“If we want to understand better the complex world of the classroom, and if we want our scholarship to have an impact on the work of teachers, it’s important we find a more central place for story.” Steve Shann I’ve been moved by Steve Shann’s work for quite some time, as an educator, a writer, and a story lover. Steve knows the importance of this form. He understands its ability to change minds and lives. And…

What if, instead of complaining about the possibility of certain writers using text messaging language in their academic writing, we expected them to text with a purpose and even include it in multi-genre writing? What if we expected them to investigate, define, and honor the conventionality of text messaging language? What if, instead of teaching conventions from the front of the room, we invited writers to study how punctuation, mechanics, and usage function differently…

Two weeks ago, I invited writing teachers far and wide to share their biggest workshop dilemmas with me! Okay, if I’m being honest, I asked a bunch of people who recently read Make Writing to share their biggest workshop dilemmas with me. BUT! They did not disappoint! I also think that their responses will leave some of you nodding your weary heads. “My mini-lessons go too long,” many told me. “My feedback is mess,”…

This year found me recommitting to the work of daily documentation as a writer, a writing teacher, and a professional learning facilitator. This was a challenging and even overwhelming endeavor at times, but so very much worth the effort that I made. In fact, this project was so rewarding that I’ve already created new intentions for my documentation practice in 2019. These were my greatest moments of professional learning, and I wonder: If you were…

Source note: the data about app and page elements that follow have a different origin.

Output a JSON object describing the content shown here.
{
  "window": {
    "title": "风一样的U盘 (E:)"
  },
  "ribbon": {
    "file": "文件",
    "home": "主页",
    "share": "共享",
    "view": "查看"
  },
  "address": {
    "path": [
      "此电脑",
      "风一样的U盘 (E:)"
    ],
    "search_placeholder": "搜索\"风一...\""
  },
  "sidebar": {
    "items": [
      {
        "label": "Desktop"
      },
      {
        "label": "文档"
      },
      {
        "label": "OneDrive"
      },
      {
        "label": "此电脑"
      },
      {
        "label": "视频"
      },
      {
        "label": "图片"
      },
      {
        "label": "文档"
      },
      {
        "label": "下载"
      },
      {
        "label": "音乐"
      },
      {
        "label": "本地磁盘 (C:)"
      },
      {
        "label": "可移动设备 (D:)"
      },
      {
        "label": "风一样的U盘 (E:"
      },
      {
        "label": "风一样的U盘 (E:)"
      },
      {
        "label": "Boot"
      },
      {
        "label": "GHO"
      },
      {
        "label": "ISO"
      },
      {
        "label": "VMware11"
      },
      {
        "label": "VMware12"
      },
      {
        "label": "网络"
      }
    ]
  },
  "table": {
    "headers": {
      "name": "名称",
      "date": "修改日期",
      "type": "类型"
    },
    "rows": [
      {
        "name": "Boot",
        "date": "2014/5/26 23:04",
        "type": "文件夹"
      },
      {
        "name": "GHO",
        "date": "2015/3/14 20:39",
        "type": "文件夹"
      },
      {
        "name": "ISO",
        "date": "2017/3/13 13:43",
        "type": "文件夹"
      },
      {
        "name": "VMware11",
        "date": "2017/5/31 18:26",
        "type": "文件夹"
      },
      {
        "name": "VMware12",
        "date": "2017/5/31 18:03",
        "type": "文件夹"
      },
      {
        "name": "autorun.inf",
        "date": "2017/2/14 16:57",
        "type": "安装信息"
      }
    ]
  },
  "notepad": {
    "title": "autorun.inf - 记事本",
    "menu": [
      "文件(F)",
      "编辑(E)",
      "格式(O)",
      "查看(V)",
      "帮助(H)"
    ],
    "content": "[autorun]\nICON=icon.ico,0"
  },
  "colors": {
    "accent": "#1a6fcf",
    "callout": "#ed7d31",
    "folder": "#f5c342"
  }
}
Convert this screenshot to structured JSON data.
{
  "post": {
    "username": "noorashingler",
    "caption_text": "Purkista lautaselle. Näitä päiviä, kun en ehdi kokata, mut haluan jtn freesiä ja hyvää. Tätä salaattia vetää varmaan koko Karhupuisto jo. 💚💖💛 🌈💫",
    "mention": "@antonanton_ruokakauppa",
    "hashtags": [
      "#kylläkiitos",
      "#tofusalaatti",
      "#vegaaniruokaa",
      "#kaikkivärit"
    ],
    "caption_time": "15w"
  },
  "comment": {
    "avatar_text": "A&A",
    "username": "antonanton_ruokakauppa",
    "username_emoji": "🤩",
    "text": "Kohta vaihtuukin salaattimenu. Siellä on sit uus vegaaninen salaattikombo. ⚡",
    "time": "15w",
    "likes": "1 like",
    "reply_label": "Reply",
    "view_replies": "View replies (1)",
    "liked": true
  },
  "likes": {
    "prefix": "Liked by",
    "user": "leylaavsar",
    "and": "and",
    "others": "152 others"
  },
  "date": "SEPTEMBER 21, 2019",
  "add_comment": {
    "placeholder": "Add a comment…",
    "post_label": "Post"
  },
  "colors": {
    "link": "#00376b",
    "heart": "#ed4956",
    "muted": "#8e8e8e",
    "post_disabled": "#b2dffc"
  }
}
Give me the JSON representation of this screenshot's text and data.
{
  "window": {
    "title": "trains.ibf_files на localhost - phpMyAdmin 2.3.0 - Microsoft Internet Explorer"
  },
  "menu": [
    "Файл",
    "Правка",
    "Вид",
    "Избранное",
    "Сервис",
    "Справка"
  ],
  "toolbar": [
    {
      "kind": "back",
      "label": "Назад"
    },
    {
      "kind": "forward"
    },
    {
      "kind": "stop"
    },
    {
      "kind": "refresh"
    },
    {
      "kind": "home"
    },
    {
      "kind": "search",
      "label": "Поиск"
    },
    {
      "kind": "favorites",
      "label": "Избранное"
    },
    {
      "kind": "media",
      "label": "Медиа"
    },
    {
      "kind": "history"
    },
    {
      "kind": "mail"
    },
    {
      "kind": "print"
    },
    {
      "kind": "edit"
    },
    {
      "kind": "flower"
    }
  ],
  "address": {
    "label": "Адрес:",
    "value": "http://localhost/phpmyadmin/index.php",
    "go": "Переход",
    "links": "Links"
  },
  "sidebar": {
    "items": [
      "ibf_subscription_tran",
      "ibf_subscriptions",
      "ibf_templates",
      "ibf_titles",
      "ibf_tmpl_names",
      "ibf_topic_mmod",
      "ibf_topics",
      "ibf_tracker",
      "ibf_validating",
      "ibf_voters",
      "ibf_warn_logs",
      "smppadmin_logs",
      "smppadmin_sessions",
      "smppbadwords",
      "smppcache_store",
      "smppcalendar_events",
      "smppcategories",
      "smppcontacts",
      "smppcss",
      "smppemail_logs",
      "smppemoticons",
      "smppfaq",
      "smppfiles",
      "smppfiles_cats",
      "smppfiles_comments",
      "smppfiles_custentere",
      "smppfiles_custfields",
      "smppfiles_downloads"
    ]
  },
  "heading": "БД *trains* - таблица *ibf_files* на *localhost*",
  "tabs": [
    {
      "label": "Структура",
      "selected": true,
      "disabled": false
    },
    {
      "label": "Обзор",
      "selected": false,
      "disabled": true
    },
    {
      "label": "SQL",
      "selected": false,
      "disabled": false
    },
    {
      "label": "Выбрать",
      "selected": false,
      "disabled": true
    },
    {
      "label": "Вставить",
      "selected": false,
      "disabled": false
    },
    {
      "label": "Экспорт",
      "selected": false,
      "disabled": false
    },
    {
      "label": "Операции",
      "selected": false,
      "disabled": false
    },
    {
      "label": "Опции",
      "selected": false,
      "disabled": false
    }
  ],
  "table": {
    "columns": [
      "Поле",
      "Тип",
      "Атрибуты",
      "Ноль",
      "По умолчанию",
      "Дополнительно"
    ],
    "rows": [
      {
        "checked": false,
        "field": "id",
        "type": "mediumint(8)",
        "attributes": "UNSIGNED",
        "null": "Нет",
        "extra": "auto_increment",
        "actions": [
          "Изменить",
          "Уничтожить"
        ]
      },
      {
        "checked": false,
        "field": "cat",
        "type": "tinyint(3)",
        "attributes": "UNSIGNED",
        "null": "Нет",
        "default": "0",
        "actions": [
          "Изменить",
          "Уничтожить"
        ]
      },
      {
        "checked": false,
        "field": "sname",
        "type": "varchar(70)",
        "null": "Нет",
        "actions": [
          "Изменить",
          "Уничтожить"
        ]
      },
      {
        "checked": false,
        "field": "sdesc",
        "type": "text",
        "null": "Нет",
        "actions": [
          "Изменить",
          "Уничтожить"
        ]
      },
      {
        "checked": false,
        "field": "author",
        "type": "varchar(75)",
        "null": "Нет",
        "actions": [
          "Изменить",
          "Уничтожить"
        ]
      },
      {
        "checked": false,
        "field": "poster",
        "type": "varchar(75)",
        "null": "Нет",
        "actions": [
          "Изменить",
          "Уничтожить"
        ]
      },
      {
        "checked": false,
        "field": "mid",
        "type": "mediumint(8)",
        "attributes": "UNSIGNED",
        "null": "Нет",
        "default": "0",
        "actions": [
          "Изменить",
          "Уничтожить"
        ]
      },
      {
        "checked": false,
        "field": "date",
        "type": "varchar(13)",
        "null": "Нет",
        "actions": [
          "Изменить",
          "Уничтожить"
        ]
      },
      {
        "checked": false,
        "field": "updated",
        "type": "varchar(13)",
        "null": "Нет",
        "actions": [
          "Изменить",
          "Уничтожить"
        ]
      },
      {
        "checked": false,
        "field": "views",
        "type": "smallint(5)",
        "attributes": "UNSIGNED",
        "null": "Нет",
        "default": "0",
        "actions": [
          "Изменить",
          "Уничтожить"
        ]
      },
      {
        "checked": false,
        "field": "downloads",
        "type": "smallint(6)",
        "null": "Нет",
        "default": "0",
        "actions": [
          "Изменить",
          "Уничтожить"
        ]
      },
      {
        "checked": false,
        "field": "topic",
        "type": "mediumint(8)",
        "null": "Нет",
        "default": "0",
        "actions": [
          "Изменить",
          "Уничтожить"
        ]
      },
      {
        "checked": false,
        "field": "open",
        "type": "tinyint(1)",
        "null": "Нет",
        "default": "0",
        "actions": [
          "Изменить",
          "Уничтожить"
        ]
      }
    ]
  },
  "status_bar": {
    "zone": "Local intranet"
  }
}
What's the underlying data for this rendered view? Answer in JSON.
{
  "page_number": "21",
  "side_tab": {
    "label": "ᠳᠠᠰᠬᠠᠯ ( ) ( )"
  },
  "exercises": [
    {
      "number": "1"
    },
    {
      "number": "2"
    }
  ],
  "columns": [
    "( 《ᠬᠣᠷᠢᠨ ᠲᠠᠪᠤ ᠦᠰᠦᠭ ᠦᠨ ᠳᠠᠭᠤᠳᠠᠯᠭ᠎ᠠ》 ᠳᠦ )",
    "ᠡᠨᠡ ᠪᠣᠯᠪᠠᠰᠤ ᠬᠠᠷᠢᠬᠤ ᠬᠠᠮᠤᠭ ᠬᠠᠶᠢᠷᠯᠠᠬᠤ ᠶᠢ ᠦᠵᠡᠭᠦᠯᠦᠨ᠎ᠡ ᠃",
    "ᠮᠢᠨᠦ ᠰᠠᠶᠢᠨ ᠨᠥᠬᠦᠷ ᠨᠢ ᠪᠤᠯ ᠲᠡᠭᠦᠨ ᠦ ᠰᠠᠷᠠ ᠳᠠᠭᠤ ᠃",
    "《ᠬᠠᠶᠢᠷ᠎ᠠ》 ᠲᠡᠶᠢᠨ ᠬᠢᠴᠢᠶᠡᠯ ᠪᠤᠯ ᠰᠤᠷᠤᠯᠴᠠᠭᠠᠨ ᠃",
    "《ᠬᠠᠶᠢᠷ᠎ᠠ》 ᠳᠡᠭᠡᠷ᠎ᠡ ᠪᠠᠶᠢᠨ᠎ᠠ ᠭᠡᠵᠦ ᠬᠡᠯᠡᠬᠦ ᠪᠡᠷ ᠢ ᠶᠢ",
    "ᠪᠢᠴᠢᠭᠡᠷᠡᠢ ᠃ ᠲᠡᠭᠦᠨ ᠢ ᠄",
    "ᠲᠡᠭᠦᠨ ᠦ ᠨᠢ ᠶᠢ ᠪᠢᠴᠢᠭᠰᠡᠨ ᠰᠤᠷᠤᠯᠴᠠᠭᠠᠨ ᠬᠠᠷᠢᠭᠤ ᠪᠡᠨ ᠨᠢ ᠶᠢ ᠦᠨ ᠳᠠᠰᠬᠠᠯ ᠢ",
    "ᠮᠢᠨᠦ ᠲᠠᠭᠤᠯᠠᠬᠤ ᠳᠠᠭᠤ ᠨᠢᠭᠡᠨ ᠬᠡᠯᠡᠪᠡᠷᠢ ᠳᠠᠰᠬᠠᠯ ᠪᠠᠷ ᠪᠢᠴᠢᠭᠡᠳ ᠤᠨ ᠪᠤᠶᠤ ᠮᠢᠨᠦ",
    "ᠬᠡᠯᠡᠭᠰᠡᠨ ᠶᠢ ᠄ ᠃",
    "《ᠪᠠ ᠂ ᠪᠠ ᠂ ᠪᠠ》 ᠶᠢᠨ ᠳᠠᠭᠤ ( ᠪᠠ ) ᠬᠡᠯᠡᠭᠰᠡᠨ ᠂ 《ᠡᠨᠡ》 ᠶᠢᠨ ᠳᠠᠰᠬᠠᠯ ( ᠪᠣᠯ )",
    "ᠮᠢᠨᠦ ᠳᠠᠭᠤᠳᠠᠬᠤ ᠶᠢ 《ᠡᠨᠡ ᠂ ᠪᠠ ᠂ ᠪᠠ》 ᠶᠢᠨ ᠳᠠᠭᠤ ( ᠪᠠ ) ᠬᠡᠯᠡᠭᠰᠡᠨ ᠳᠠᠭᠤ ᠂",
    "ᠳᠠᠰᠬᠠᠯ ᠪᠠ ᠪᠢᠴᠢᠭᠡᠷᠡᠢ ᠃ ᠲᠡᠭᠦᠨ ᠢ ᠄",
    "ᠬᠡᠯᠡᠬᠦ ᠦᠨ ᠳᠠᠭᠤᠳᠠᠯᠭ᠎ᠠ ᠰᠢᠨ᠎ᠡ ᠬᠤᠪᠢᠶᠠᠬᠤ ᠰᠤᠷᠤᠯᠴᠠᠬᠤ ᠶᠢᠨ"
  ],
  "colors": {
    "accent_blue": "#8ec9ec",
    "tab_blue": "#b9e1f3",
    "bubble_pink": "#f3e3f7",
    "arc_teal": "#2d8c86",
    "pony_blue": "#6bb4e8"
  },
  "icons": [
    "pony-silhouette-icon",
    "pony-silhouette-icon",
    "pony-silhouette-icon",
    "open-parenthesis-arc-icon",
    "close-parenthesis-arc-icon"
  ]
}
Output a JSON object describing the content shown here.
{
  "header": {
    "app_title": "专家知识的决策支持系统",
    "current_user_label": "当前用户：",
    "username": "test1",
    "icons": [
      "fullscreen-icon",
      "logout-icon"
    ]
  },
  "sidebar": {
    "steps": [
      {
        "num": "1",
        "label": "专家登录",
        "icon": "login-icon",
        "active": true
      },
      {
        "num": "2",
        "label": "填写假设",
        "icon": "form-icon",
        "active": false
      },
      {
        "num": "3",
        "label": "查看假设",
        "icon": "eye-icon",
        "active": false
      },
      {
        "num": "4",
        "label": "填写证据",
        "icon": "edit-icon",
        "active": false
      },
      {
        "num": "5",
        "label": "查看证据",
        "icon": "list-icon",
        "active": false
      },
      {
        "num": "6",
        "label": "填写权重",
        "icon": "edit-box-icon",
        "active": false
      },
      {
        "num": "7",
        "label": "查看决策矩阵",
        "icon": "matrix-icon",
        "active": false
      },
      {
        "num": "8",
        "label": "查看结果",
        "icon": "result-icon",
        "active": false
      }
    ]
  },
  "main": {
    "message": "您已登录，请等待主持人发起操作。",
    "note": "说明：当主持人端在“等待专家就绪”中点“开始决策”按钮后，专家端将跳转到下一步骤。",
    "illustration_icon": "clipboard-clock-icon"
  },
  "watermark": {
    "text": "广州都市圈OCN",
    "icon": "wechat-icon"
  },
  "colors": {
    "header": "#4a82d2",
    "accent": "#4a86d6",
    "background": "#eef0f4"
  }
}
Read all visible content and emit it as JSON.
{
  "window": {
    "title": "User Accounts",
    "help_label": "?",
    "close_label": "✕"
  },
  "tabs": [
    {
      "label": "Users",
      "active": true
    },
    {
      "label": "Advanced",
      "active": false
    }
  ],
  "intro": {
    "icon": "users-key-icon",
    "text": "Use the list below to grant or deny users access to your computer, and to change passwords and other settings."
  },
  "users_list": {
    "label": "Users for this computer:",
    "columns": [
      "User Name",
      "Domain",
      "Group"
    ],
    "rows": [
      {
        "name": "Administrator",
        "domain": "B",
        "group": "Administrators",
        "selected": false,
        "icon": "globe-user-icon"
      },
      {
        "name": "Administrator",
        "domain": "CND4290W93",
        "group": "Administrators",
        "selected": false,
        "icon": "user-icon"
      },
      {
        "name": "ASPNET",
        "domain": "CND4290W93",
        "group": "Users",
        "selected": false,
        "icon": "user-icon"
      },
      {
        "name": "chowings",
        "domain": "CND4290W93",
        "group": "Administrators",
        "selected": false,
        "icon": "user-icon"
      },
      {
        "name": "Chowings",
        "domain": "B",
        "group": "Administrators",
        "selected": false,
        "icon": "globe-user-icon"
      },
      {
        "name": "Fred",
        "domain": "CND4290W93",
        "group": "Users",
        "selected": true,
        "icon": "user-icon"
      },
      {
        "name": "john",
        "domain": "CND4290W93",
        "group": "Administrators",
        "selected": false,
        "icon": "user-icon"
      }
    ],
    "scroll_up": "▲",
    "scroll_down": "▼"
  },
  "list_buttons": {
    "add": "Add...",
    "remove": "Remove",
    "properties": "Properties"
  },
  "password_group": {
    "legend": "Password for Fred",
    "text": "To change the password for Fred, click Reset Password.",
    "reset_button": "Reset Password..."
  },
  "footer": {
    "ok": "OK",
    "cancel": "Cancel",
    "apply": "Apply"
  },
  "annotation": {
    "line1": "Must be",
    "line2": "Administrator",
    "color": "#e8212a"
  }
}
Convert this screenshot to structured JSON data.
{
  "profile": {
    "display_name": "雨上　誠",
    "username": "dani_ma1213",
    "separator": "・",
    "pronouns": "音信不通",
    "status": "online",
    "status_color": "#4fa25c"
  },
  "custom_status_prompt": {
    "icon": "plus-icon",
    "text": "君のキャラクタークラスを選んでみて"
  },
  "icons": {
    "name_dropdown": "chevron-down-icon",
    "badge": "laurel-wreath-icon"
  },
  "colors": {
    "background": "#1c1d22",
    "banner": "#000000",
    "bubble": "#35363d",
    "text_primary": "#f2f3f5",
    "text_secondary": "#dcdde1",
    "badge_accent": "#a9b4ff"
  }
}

October found me in classrooms in and around New York State, facilitating lesson studies for writing teachers at the elementary and middle levels. This is some of the most rewarding work that I do, because the learning that happens is the result of studying kids and teachers at work together. Everyone is a learner in the context of lesson study, and this makes a difference. Whenever I lead lesson studies, my intention is to design…